(Collected data entries)
========================
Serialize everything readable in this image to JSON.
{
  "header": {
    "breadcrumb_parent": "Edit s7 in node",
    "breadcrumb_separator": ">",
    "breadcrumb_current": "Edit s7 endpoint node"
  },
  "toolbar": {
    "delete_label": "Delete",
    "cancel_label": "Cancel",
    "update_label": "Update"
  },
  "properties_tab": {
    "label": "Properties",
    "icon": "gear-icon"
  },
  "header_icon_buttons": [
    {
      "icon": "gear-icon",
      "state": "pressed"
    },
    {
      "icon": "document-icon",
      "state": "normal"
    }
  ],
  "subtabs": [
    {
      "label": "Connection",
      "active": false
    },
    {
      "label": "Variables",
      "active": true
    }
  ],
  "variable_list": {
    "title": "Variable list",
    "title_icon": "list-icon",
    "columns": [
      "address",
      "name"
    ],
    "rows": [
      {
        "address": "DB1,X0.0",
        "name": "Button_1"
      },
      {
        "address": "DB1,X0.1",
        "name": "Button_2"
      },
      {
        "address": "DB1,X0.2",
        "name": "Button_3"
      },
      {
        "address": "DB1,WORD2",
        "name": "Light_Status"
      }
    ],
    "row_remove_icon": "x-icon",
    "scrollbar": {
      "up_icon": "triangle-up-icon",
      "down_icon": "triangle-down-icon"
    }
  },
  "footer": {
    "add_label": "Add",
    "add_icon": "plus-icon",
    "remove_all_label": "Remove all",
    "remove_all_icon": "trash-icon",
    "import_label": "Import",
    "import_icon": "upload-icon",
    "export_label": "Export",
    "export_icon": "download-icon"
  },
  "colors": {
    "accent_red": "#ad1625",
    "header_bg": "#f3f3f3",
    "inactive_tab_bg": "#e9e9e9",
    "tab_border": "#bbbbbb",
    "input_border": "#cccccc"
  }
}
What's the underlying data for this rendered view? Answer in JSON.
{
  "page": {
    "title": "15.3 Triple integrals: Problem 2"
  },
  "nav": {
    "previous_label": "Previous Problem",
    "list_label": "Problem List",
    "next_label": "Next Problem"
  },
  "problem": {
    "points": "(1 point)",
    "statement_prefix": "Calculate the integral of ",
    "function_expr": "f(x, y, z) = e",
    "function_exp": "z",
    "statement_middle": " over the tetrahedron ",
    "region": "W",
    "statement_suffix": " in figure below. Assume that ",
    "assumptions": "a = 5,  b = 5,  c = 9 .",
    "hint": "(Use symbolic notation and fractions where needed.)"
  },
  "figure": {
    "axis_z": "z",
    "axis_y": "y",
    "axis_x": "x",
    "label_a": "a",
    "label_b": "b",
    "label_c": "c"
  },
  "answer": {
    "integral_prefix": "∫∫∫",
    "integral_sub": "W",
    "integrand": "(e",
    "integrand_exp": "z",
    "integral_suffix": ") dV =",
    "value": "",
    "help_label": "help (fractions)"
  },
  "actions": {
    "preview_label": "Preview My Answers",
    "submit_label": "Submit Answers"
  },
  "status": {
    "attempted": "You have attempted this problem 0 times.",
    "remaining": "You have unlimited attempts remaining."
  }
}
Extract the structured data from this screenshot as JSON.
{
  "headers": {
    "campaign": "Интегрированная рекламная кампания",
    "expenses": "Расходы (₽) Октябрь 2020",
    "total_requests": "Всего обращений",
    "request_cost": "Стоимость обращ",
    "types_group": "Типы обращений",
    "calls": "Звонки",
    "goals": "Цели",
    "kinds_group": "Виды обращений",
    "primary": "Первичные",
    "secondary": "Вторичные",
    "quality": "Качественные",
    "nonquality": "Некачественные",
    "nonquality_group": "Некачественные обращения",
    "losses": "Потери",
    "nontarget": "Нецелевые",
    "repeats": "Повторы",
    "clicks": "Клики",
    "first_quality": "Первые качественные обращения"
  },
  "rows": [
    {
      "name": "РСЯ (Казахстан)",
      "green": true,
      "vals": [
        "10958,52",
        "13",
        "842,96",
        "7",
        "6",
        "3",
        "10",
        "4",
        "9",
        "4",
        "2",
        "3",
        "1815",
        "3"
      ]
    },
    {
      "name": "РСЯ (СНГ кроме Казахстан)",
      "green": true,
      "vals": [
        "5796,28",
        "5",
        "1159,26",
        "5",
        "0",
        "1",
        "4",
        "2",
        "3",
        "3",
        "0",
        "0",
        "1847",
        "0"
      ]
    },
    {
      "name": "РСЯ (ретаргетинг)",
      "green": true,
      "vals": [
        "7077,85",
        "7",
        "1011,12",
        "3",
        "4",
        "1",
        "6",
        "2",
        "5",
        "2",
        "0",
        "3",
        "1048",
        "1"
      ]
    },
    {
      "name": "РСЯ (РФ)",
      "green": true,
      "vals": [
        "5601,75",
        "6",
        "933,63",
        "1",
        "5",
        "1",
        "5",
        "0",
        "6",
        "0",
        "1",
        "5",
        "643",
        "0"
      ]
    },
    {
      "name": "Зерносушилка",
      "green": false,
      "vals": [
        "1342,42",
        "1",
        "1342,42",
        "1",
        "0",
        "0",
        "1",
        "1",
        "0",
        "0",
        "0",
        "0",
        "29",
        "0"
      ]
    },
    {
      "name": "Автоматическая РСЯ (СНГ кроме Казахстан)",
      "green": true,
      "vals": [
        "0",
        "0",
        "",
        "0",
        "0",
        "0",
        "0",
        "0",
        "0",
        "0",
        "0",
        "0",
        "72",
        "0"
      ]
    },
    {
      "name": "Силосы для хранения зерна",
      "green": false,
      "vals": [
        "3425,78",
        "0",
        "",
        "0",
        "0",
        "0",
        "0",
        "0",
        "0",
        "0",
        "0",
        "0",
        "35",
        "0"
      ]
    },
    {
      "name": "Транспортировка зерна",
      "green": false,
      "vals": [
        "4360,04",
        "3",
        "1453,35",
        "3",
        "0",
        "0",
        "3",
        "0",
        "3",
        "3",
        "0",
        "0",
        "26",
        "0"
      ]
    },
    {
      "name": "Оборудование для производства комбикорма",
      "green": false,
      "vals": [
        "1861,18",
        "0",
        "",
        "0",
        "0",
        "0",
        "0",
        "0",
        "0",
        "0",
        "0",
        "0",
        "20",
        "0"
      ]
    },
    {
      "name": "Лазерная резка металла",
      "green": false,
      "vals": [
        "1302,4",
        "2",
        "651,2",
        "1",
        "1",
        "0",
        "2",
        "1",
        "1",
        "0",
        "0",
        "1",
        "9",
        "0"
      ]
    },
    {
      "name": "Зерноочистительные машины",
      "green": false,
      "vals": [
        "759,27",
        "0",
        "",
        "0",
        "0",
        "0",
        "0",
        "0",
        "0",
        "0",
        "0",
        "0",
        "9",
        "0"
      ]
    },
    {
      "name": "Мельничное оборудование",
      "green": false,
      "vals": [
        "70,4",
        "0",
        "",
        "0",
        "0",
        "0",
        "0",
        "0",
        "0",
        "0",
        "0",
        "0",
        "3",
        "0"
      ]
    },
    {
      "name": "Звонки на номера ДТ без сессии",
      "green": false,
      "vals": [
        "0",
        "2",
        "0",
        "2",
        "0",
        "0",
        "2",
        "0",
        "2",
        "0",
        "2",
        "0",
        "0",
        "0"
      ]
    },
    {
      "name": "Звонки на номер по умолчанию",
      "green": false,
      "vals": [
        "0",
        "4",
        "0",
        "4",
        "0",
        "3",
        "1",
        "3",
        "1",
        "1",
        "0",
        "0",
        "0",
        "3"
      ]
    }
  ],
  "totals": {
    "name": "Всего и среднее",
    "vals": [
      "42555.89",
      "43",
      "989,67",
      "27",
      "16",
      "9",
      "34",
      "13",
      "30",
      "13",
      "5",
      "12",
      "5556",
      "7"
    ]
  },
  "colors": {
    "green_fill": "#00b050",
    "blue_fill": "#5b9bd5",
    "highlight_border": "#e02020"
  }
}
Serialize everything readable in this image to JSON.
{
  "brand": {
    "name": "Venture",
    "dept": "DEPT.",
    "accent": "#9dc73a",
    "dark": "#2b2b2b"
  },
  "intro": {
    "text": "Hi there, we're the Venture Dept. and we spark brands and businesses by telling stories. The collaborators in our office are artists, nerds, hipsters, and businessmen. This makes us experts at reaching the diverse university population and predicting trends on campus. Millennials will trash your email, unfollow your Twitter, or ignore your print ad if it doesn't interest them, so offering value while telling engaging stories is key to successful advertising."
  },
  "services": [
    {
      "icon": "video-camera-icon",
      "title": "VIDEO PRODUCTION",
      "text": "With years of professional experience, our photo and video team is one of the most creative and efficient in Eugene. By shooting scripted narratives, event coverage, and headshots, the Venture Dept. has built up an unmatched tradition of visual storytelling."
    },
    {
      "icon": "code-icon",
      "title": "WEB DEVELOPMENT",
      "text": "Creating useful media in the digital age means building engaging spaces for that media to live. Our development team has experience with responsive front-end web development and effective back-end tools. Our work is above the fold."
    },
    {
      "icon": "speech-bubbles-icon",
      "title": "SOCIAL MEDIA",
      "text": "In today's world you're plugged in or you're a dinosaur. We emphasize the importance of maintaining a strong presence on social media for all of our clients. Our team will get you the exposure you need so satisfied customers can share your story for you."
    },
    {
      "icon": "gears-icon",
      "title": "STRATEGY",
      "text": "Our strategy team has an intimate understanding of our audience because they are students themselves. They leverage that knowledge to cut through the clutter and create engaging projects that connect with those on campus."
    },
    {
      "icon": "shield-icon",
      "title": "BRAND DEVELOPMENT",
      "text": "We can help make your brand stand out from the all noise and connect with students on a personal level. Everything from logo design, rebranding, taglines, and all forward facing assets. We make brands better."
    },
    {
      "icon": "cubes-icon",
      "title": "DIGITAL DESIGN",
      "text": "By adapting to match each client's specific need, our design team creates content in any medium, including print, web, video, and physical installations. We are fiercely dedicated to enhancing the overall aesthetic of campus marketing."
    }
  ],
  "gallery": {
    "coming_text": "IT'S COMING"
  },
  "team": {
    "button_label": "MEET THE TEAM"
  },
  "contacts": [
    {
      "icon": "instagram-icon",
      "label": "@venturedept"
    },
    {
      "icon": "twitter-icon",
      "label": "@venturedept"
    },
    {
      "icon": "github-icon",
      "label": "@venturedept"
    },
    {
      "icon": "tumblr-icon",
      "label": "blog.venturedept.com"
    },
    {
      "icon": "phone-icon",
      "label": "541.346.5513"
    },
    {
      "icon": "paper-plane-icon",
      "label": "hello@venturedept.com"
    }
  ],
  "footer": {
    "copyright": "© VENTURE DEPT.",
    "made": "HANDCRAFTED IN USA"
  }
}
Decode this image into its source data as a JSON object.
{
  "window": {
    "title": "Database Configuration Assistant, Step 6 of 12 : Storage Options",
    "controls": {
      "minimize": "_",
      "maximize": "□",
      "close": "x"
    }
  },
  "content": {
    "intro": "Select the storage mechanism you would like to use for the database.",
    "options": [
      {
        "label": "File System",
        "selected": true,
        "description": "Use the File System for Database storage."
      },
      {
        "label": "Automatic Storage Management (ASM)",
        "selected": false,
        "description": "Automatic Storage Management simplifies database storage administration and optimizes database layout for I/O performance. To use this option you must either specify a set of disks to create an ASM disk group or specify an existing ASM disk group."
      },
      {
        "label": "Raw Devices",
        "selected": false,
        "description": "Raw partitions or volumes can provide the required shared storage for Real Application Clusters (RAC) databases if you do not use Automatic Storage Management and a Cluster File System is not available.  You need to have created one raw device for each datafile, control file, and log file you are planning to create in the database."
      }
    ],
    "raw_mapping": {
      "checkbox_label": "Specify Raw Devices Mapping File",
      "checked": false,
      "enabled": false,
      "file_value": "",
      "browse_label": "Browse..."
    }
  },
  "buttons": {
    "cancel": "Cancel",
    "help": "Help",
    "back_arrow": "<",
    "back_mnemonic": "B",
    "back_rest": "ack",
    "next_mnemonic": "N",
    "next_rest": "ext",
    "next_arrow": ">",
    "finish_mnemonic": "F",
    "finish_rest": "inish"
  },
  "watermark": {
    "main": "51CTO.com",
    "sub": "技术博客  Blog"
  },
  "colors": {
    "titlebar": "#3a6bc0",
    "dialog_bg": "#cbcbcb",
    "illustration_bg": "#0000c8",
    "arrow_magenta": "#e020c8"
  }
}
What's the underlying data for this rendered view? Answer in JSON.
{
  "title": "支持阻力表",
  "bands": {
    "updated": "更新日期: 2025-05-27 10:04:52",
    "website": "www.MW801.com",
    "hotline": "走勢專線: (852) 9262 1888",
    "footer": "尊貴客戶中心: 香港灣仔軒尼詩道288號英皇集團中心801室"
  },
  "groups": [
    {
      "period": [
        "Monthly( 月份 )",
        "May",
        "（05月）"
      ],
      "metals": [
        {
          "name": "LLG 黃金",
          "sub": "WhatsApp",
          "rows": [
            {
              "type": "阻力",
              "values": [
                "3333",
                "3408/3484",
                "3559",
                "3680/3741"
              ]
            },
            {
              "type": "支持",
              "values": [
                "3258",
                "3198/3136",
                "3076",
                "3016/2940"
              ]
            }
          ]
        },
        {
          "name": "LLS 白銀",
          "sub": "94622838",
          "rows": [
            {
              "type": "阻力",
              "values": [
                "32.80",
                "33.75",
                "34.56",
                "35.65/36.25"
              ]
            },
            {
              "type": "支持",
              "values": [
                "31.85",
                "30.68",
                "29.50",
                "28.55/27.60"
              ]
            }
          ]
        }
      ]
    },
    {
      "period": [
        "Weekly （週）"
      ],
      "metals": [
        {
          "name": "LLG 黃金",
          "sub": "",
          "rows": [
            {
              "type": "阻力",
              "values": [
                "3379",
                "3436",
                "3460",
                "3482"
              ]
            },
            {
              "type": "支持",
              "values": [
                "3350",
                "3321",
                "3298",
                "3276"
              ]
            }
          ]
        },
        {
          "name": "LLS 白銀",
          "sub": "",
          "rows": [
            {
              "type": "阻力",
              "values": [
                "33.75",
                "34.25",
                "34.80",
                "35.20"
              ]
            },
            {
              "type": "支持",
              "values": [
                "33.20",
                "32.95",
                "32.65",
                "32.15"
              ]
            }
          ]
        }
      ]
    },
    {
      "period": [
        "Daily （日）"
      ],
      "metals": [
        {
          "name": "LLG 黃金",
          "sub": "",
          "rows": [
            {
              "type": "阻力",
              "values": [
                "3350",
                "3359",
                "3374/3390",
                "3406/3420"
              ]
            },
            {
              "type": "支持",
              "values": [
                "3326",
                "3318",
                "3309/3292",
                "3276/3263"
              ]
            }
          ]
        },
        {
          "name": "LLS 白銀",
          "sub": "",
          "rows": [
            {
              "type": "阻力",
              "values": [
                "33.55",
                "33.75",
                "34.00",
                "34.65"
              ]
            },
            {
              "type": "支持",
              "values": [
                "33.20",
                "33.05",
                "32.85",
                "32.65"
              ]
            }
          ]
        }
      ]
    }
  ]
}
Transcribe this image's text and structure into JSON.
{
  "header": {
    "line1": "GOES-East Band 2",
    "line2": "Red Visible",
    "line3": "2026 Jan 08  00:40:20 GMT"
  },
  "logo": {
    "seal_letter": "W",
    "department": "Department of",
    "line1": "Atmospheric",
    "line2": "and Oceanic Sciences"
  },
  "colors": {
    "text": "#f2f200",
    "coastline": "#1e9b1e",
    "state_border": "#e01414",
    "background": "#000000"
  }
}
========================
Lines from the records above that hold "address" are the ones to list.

      "address",
        "address": "DB1,X0.0",
        "address": "DB1,X0.1",
        "address": "DB1,X0.2",
        "address": "DB1,WORD2",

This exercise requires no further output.